THERE will be many Hibs fans who can now think that their season has finally started following the team’s come-from-behind victory at Kilmarnock on Saturday.
According to Rowan Vine, however, the season actually got going for Hibs a week previously just nine minutes from time, when Scott Robertson’s late goal earned the ten men in green a point against Dundee United at Easter Road.
That first point of the season after a run of defeats was crucial, according to Vine, who was speaking after the 2-1 victory at Rugby Park.
“After so many negatives in a row you have to try and take the positives,” said Vine, “and you have to say the goal last week was the starting point.
“We got one point last week, we’ve got three today, so we’ve got to build on that. If we don’t, the negatives will creep back in. It is imperative that we win at Easter Road. We are a big club and we have a good following, so we have got to dominate and win games at home, because teams won’t want to go there if we get positive results.”
Manager Pat Fenlon’s job had been hanging by a thread, according to some reports, which makes his response to the crisis of going one behind to a spirited Kilmarnock all the more remarkable, particularly as Hibs’ improvement last week owed a lot to the tongue-lashing Fenlon handed out.
“He was completely different to last week,” Vine revealed. “It was fully deserved last week because we didn’t collectively and individually show what we had been showing in training.
“We all knew that our first half last week was really poor, probably the worst this season, so we wanted to start on the front foot against Kilmarnock and we did.
“We were all disappointed to be one-nil down, but there were a lot of positives from the first half and we were the better team.
“He was calm and just said ‘listen, keep doing exactly the same thing, but maybe give five or ten per cent more and we’ll go on and win the game’.”
Hibs duly did win, and Fenlon was adamant that his position had never been under threat, either despite or because of chairman Rod Petrie’s midweek backing of the manager.

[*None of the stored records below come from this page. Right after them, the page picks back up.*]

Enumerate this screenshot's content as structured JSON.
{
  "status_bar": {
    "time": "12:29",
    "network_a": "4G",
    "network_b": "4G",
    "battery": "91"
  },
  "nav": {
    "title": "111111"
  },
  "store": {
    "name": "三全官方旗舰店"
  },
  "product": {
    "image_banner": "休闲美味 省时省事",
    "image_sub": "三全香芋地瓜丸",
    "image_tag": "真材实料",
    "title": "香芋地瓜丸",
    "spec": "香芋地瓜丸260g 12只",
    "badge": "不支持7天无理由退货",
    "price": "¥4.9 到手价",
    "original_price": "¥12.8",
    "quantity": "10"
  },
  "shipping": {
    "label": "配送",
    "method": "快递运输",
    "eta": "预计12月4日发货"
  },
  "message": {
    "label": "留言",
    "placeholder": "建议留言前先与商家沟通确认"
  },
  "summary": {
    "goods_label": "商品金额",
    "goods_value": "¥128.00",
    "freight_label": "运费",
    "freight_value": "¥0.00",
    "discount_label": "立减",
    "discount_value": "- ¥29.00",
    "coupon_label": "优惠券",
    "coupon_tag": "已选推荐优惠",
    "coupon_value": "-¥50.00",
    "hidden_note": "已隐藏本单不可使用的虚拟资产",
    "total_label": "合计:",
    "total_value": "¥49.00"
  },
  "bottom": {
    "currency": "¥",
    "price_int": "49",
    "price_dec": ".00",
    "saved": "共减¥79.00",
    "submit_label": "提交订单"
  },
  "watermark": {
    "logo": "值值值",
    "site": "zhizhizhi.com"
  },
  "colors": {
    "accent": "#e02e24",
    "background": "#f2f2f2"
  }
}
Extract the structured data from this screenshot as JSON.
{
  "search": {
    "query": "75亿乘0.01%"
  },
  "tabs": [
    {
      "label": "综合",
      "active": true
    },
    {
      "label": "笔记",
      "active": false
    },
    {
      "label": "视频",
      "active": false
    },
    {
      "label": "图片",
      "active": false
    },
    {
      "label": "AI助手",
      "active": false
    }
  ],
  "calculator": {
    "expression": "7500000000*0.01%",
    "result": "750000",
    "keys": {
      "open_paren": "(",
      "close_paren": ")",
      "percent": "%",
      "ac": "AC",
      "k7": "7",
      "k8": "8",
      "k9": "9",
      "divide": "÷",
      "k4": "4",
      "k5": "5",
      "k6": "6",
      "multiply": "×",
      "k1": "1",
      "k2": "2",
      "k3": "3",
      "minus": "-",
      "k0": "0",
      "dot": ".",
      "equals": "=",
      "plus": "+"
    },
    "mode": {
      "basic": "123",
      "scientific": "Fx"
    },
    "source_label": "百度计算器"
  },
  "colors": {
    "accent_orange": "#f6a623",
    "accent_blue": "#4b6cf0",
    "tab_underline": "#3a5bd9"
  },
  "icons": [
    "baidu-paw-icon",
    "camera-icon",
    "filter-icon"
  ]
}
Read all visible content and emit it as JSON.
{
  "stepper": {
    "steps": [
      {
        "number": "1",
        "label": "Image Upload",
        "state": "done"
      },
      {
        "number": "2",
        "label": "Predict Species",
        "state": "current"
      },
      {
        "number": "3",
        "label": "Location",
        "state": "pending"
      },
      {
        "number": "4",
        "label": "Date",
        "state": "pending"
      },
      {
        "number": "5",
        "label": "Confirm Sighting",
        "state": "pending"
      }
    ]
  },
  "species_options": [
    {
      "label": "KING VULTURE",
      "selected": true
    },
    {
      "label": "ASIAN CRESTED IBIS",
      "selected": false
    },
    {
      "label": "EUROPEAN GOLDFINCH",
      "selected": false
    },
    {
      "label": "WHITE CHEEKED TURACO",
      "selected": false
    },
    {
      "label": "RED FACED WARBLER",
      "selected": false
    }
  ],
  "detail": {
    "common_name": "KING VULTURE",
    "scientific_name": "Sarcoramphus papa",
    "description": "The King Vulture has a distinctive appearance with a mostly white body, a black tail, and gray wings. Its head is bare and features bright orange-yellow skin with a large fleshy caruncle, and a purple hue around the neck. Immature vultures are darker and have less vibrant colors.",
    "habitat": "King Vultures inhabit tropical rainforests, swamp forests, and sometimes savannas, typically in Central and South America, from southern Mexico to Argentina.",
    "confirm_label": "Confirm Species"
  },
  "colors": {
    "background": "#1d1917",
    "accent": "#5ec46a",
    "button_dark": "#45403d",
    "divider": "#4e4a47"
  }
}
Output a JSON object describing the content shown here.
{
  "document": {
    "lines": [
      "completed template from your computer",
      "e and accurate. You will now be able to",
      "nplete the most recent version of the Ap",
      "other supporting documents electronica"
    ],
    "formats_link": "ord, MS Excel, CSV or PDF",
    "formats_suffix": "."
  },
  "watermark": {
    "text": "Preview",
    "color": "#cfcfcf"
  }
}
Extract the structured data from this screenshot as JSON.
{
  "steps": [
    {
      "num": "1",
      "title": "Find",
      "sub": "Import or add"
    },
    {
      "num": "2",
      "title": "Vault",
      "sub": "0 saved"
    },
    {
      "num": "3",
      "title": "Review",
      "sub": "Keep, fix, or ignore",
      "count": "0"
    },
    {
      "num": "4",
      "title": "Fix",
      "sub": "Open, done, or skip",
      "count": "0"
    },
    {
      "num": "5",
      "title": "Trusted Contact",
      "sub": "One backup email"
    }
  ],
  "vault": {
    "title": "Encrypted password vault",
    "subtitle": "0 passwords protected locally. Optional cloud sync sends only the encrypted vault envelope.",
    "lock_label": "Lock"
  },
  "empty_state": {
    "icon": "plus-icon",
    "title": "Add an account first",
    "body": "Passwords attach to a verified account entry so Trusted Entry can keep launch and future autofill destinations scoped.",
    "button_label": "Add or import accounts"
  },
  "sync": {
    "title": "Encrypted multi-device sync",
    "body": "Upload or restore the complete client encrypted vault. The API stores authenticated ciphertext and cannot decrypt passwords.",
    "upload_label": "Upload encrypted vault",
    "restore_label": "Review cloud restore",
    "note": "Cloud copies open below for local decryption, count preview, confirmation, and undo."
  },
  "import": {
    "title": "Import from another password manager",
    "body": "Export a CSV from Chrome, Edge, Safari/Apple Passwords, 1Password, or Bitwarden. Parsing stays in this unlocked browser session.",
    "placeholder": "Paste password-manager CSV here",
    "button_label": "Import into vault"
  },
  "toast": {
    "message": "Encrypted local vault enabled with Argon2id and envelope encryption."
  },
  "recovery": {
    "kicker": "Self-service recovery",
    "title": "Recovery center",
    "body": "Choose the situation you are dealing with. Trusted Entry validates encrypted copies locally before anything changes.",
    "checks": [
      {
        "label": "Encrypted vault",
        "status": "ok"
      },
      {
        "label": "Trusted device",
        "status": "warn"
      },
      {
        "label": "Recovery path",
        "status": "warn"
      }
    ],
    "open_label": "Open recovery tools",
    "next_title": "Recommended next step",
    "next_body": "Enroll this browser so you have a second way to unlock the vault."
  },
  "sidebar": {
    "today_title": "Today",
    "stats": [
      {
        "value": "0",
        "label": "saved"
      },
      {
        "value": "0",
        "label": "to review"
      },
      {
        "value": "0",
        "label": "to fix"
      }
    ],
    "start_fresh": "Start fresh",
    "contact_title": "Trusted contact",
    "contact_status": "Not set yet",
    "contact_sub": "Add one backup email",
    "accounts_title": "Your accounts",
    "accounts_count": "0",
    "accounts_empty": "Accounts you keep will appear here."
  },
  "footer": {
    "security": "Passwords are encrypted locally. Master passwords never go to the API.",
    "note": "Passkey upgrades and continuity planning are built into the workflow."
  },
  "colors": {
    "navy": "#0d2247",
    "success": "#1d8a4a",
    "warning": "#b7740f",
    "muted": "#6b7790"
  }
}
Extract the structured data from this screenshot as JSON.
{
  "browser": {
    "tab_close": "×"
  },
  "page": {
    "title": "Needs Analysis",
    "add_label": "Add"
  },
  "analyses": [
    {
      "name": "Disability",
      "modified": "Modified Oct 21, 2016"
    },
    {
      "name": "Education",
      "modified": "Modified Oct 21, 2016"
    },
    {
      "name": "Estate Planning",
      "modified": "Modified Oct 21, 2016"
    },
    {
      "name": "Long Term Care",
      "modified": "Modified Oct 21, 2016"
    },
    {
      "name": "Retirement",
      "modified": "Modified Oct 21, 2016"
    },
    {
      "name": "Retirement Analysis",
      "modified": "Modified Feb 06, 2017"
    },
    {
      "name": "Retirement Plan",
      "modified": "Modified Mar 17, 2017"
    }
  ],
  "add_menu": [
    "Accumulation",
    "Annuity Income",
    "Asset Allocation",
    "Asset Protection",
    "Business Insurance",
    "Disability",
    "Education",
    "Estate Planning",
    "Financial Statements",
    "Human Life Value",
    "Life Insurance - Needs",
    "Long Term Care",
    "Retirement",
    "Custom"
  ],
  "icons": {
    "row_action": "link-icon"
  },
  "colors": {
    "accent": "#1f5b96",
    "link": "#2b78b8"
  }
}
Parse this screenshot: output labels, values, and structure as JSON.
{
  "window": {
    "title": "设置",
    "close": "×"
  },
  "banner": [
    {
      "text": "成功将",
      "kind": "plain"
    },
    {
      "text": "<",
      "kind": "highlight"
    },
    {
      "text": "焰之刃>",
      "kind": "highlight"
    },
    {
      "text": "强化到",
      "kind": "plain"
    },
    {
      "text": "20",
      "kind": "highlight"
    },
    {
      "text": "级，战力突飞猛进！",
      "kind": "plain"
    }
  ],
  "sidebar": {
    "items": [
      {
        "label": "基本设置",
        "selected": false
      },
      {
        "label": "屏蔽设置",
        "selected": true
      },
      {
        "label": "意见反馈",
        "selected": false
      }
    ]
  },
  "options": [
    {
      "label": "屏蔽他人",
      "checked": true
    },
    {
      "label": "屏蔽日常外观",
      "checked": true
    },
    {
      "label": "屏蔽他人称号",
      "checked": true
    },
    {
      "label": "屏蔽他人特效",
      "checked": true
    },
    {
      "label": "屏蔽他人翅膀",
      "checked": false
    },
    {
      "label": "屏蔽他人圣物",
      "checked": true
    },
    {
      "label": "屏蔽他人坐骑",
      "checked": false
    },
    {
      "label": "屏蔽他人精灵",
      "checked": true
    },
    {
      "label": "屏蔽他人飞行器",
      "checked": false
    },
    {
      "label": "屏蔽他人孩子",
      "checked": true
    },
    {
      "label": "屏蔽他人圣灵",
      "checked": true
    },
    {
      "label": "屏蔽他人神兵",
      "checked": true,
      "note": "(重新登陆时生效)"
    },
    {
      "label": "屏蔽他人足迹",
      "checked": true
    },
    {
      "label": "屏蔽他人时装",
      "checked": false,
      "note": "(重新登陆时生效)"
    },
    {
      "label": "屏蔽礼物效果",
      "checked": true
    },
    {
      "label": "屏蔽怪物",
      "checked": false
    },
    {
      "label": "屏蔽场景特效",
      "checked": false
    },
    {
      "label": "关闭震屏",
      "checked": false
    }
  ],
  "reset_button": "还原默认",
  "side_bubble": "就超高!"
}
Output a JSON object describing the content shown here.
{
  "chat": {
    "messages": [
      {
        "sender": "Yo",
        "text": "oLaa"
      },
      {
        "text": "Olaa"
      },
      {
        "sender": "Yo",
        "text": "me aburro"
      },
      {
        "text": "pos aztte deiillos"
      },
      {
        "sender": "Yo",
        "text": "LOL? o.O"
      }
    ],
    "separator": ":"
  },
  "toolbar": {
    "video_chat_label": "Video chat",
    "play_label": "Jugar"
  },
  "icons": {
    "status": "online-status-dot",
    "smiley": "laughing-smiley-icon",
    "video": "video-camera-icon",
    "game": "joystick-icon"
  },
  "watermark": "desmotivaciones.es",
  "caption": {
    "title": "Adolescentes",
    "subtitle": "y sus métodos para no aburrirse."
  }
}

He also knows what needs to be done to convince the Easter Road doubters.
Fenlon said: “I meet the chairman every week and I don’t need the club to tell me (they back me) because they have backed me since I have been at the club. I just need to continue to do my job. We have won here but we have got to make sure that we make Easter Road a difficult place for people to visit and go and win some matches there.”
In terms of possession and position, it was a fairly even match over the 90 minutes, but Kilmarnock created more chances, and did not take them, while Hibs took two from their four shots on target.
Birthday boy Barry Nicholson’s magnificent goal after 23 minutes woke the game up after a quiet start. The 35-year-old belied his age as he contributed a great deal to Kilmarnock’s performance, and his 30-yard bullet to the top corner was arguably the highlight of the weekend in the Premiership.
Hibs had been the better side in the first quarter and Vine had the ball in the net after just six minutes when he finished off a slick move involving Tom Taiwo and Owain Tudur Jones, only for offside to be called – “it was one of those where I could see across the line,” said Vine, “so maybe I was offside.”
Hibs won thanks to Liam Craig’s second-half double, though they could have had at least one more as the impressive Tudur Jones was unlucky with a shot from distance that was well saved by Craig Samson.
Craig’s first was a precise header from Vine’s deep cross less than two minutes into the half, and the second an 80th minute lob over Samson after he beat ex-Hearts player Darren Barr to Lewis Stevenson’s through ball.
Barr was honest about losing out to Samson: “He got in behind me and I was caught in two minds. I should have cleared it.”
Vine appreciated the quality of Craig, his former colleague at St Johnstone: “He is similar to me in that he has come into a new team. You don’t have time to settle, but we know we have got to pick up results and I thought he was brilliant today. He is always a threat, and normally scores from further out. He pops up with goals and that is the quality he has.”
This being football where success is demanded instantaneously, the pressure switches from Fenlon to his opposite number at Rugby Park. Allan Johnston has yet to win a league match as manager at Kilmarnock, and the rumblings in the stands sounded ominous.